- [WHAT TO WORK ON] Return the listing in full, word for word.

- [LISTED ENTRIES]
====

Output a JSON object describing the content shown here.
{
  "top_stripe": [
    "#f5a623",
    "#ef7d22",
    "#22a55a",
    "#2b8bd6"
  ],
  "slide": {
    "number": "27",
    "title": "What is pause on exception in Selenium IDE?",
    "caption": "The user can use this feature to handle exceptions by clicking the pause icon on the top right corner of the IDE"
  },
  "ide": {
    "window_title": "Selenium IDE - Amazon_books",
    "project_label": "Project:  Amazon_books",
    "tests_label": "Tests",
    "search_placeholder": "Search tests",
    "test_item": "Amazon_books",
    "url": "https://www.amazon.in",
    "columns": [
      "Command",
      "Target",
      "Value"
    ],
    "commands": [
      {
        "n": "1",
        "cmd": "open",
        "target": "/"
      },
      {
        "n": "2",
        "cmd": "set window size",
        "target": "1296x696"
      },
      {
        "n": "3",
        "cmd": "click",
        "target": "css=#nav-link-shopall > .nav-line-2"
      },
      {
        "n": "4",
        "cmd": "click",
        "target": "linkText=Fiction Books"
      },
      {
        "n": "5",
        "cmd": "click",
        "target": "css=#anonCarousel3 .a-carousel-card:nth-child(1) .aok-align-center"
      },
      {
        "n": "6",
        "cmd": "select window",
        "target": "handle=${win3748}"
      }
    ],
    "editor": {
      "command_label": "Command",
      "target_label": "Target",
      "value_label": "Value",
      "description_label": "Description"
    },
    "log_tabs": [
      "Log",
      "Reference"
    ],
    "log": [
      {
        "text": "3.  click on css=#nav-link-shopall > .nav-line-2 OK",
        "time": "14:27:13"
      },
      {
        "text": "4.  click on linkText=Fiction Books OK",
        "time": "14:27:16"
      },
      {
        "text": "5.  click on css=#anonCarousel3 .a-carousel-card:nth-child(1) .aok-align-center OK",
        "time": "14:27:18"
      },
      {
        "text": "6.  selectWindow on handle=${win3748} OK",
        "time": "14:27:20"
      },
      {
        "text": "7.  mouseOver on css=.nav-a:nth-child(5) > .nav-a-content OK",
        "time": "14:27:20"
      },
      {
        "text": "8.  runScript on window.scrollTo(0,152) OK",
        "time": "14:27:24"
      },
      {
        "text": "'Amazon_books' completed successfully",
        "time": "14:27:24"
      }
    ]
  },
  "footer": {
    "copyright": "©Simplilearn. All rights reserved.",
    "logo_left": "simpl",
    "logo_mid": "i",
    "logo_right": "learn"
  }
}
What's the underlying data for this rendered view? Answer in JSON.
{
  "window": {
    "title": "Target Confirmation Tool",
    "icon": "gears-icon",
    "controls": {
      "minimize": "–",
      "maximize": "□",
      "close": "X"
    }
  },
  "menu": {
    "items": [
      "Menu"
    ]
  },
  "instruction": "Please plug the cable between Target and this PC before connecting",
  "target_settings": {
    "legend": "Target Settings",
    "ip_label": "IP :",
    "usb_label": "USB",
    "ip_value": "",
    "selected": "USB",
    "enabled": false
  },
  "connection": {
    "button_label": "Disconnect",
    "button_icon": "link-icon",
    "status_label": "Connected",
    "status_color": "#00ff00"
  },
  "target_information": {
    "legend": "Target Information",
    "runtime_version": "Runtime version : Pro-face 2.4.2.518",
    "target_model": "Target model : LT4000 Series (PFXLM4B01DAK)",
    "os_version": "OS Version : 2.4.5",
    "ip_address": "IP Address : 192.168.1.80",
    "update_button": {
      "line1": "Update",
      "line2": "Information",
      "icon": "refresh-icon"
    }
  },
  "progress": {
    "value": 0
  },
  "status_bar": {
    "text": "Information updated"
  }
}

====

- [EXERCISE RESPONSE]
Output a JSON object describing the content shown here.
{
  "top_stripe": [
    "#f5a623",
    "#ef7d22",
    "#22a55a",
    "#2b8bd6"
  ],
  "slide": {
    "number": "27",
    "title": "What is pause on exception in Selenium IDE?",
    "caption": "The user can use this feature to handle exceptions by clicking the pause icon on the top right corner of the IDE"
  },
  "ide": {
    "window_title": "Selenium IDE - Amazon_books",
    "project_label": "Project:  Amazon_books",
    "tests_label": "Tests",
    "search_placeholder": "Search tests",
    "test_item": "Amazon_books",
    "url": "https://www.amazon.in",
    "columns": [
      "Command",
      "Target",
      "Value"
    ],
    "commands": [
      {
        "n": "1",
        "cmd": "open",
        "target": "/"
      },
      {
        "n": "2",
        "cmd": "set window size",
        "target": "1296x696"
      },
      {
        "n": "3",
        "cmd": "click",
        "target": "css=#nav-link-shopall > .nav-line-2"
      },
      {
        "n": "4",
        "cmd": "click",
        "target": "linkText=Fiction Books"
      },
      {
        "n": "5",
        "cmd": "click",
        "target": "css=#anonCarousel3 .a-carousel-card:nth-child(1) .aok-align-center"
      },
      {
        "n": "6",
        "cmd": "select window",
        "target": "handle=${win3748}"
      }
    ],
    "editor": {
      "command_label": "Command",
      "target_label": "Target",
      "value_label": "Value",
      "description_label": "Description"
    },
    "log_tabs": [
      "Log",
      "Reference"
    ],
    "log": [
      {
        "text": "3.  click on css=#nav-link-shopall > .nav-line-2 OK",
        "time": "14:27:13"
      },
      {
        "text": "4.  click on linkText=Fiction Books OK",
        "time": "14:27:16"
      },
      {
        "text": "5.  click on css=#anonCarousel3 .a-carousel-card:nth-child(1) .aok-align-center OK",
        "time": "14:27:18"
      },
      {
        "text": "6.  selectWindow on handle=${win3748} OK",
        "time": "14:27:20"
      },
      {
        "text": "7.  mouseOver on css=.nav-a:nth-child(5) > .nav-a-content OK",
        "time": "14:27:20"
      },
      {
        "text": "8.  runScript on window.scrollTo(0,152) OK",
        "time": "14:27:24"
      },
      {
        "text": "'Amazon_books' completed successfully",
        "time": "14:27:24"
      }
    ]
  },
  "footer": {
    "copyright": "©Simplilearn. All rights reserved.",
    "logo_left": "simpl",
    "logo_mid": "i",
    "logo_right": "learn"
  }
}
What's the underlying data for this rendered view? Answer in JSON.
{
  "window": {
    "title": "Target Confirmation Tool",
    "icon": "gears-icon",
    "controls": {
      "minimize": "–",
      "maximize": "□",
      "close": "X"
    }
  },
  "menu": {
    "items": [
      "Menu"
    ]
  },
  "instruction": "Please plug the cable between Target and this PC before connecting",
  "target_settings": {
    "legend": "Target Settings",
    "ip_label": "IP :",
    "usb_label": "USB",
    "ip_value": "",
    "selected": "USB",
    "enabled": false
  },
  "connection": {
    "button_label": "Disconnect",
    "button_icon": "link-icon",
    "status_label": "Connected",
    "status_color": "#00ff00"
  },
  "target_information": {
    "legend": "Target Information",
    "runtime_version": "Runtime version : Pro-face 2.4.2.518",
    "target_model": "Target model : LT4000 Series (PFXLM4B01DAK)",
    "os_version": "OS Version : 2.4.5",
    "ip_address": "IP Address : 192.168.1.80",
    "update_button": {
      "line1": "Update",
      "line2": "Information",
      "icon": "refresh-icon"
    }
  },
  "progress": {
    "value": 0
  },
  "status_bar": {
    "text": "Information updated"
  }
}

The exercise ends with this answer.